The same apply to town visits. We would, whilest on the trail, say when we get to town next we should do a,b,c. Only to leave town having not given a thought to a,b,c.
It was important to not worry about future challenges too far in advance. Not saying it wouldnt be necessary to plan ahead. Two weeks before reaching the Whites we had to make a call on which sleeping bags we would take (as it needed to be mailed to us). But it was pointless WORRYING about the toughness of the Whites while we were coping with the mud in Vermont and Trevor’s lyme disease. And when we reached the Whites we didnt worry about Mt Washington and Mt Madison when we still had to do Moosilauke and the Kinsmans. And we didnt worry about the 100mile wilderness when we still had to get over the mountains in the south of Maine.
As I am typing this I am trying to convert how we experienced it to academic motivation factors, which isnt easy. My most honest summary is this:
* you need to really want something (for whatever reason) to be motivated.
* if the target is too big or too long term, set shorter term targets
* the bigger the challenge the more shorter term subtargets you will need – the mental reward of ticking them off and feeling there is progress will in itself be motivation
* rewards lift the spirit and prepares you for the next challenge

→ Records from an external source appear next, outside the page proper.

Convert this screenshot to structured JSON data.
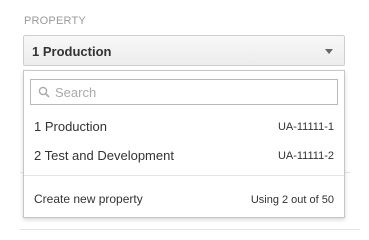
{
  "property": {
    "section_label": "PROPERTY",
    "selected": "1 Production"
  },
  "dropdown": {
    "search_placeholder": "Search",
    "search_value": "",
    "options": [
      {
        "name": "1 Production",
        "id": "UA-11111-1"
      },
      {
        "name": "2 Test and Development",
        "id": "UA-11111-2"
      }
    ],
    "create_label": "Create new property",
    "usage_text": "Using 2 out of 50"
  },
  "icons": {
    "search": "search-icon",
    "caret": "chevron-down-icon"
  },
  "colors": {
    "border": "#c6c6c6",
    "label_gray": "#999999",
    "text": "#333333"
  }
}
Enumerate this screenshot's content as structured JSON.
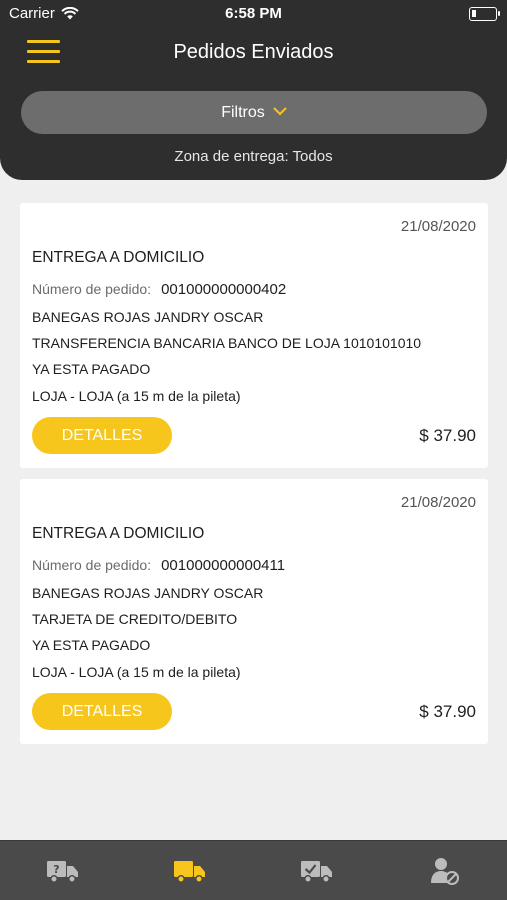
{
  "status_bar": {
    "carrier": "Carrier",
    "time": "6:58 PM"
  },
  "header": {
    "title": "Pedidos Enviados",
    "filters_label": "Filtros",
    "zone_text": "Zona de entrega: Todos"
  },
  "colors": {
    "accent": "#f7c61c",
    "header_bg": "#2e2e2e",
    "tabbar_bg": "#4a4a4a",
    "tab_icon": "#bcbcbc"
  },
  "orders": [
    {
      "date": "21/08/2020",
      "type": "ENTREGA A DOMICILIO",
      "order_label": "Número de pedido:",
      "order_number": "001000000000402",
      "customer": "BANEGAS ROJAS JANDRY OSCAR",
      "payment": "TRANSFERENCIA BANCARIA BANCO DE LOJA 1010101010",
      "payment_status": "YA ESTA PAGADO",
      "address": "LOJA - LOJA (a 15 m de la pileta)",
      "details_label": "DETALLES",
      "price": "$ 37.90"
    },
    {
      "date": "21/08/2020",
      "type": "ENTREGA A DOMICILIO",
      "order_label": "Número de pedido:",
      "order_number": "001000000000411",
      "customer": "BANEGAS ROJAS JANDRY OSCAR",
      "payment": "TARJETA DE CREDITO/DEBITO",
      "payment_status": "YA ESTA PAGADO",
      "address": "LOJA - LOJA (a 15 m de la pileta)",
      "details_label": "DETALLES",
      "price": "$ 37.90"
    }
  ],
  "tab_bar": {
    "tabs": [
      {
        "icon": "truck-question-icon",
        "active": false
      },
      {
        "icon": "delivery-truck-icon",
        "active": true
      },
      {
        "icon": "truck-check-icon",
        "active": false
      },
      {
        "icon": "user-blocked-icon",
        "active": false
      }
    ]
  }
}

* enjoy every reached target and dont spoil it by worrying about the next target in the celebration/reward time of the current target